• WORK TO COMPLETE
Could you return, exactly as written, only the lines from the one holding "Decode this image" through the final line of the records below?

• EXTRACTED INFORMATION

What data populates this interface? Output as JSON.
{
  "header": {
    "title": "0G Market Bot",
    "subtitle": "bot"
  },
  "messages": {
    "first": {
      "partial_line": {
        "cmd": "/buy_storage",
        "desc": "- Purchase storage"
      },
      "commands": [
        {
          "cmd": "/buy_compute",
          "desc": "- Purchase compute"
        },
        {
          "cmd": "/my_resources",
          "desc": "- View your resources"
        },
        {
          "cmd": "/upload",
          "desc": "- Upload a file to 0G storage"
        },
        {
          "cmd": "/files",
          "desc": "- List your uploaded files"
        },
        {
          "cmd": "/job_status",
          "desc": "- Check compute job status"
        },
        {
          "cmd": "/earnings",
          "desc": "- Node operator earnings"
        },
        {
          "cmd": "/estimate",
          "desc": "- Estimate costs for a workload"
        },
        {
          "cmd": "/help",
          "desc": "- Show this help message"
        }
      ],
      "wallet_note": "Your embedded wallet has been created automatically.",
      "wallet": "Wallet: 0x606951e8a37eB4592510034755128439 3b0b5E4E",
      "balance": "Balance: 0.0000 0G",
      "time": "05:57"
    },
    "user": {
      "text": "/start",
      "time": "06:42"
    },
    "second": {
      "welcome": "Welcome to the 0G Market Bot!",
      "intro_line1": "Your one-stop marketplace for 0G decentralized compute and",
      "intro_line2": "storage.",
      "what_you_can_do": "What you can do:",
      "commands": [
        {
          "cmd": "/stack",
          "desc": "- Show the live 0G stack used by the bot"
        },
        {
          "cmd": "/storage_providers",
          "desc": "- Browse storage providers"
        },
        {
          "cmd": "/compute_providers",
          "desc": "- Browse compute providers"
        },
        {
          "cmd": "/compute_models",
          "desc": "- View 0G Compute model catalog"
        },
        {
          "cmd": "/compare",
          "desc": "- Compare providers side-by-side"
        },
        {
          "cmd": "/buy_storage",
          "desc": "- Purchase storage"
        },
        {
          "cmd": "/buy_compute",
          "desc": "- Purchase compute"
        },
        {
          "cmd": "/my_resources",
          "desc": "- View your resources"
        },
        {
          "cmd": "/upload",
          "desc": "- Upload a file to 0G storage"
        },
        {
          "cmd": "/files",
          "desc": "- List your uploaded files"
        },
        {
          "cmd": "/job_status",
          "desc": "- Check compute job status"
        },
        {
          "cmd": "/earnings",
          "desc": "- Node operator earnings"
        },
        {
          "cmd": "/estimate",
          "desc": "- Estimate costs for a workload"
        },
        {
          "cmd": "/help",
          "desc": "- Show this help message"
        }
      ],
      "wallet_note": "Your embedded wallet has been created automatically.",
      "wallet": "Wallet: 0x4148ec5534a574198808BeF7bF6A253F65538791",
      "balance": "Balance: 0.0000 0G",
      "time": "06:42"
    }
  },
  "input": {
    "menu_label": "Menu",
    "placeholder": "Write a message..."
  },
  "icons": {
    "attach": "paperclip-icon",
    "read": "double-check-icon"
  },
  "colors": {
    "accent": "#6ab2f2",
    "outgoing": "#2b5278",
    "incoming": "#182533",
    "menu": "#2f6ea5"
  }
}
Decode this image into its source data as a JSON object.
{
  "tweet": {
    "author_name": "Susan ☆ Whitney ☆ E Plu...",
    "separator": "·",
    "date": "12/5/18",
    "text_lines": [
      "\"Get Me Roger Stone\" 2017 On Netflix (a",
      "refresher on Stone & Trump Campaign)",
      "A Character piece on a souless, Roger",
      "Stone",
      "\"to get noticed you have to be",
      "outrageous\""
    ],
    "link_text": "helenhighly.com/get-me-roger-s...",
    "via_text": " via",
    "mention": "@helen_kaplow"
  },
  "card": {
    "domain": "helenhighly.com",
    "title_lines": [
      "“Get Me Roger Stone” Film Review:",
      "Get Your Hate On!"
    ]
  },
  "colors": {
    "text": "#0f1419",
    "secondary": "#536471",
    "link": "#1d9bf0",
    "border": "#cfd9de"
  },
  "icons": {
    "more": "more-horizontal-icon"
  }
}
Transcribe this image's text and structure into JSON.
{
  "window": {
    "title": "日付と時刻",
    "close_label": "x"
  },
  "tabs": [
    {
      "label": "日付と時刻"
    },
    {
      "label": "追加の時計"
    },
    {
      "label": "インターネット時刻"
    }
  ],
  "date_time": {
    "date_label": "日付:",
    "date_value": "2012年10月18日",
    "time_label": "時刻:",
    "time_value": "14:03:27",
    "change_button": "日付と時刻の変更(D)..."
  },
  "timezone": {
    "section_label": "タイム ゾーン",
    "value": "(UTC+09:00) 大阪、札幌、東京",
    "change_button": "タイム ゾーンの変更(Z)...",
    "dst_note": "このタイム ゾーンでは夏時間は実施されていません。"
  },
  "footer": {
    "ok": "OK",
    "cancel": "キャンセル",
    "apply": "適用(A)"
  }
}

• WRITTEN RESPONSE
Decode this image into its source data as a JSON object.
{
  "tweet": {
    "author_name": "Susan ☆ Whitney ☆ E Plu...",
    "separator": "·",
    "date": "12/5/18",
    "text_lines": [
      "\"Get Me Roger Stone\" 2017 On Netflix (a",
      "refresher on Stone & Trump Campaign)",
      "A Character piece on a souless, Roger",
      "Stone",
      "\"to get noticed you have to be",
      "outrageous\""
    ],
    "link_text": "helenhighly.com/get-me-roger-s...",
    "via_text": " via",
    "mention": "@helen_kaplow"
  },
  "card": {
    "domain": "helenhighly.com",
    "title_lines": [
      "“Get Me Roger Stone” Film Review:",
      "Get Your Hate On!"
    ]
  },
  "colors": {
    "text": "#0f1419",
    "secondary": "#536471",
    "link": "#1d9bf0",
    "border": "#cfd9de"
  },
  "icons": {
    "more": "more-horizontal-icon"
  }
}
Transcribe this image's text and structure into JSON.
{
  "window": {
    "title": "日付と時刻",
    "close_label": "x"
  },
  "tabs": [
    {
      "label": "日付と時刻"
    },
    {
      "label": "追加の時計"
    },
    {
      "label": "インターネット時刻"
    }
  ],
  "date_time": {
    "date_label": "日付:",
    "date_value": "2012年10月18日",
    "time_label": "時刻:",
    "time_value": "14:03:27",
    "change_button": "日付と時刻の変更(D)..."
  },
  "timezone": {
    "section_label": "タイム ゾーン",
    "value": "(UTC+09:00) 大阪、札幌、東京",
    "change_button": "タイム ゾーンの変更(Z)...",
    "dst_note": "このタイム ゾーンでは夏時間は実施されていません。"
  },
  "footer": {
    "ok": "OK",
    "cancel": "キャンセル",
    "apply": "適用(A)"
  }
}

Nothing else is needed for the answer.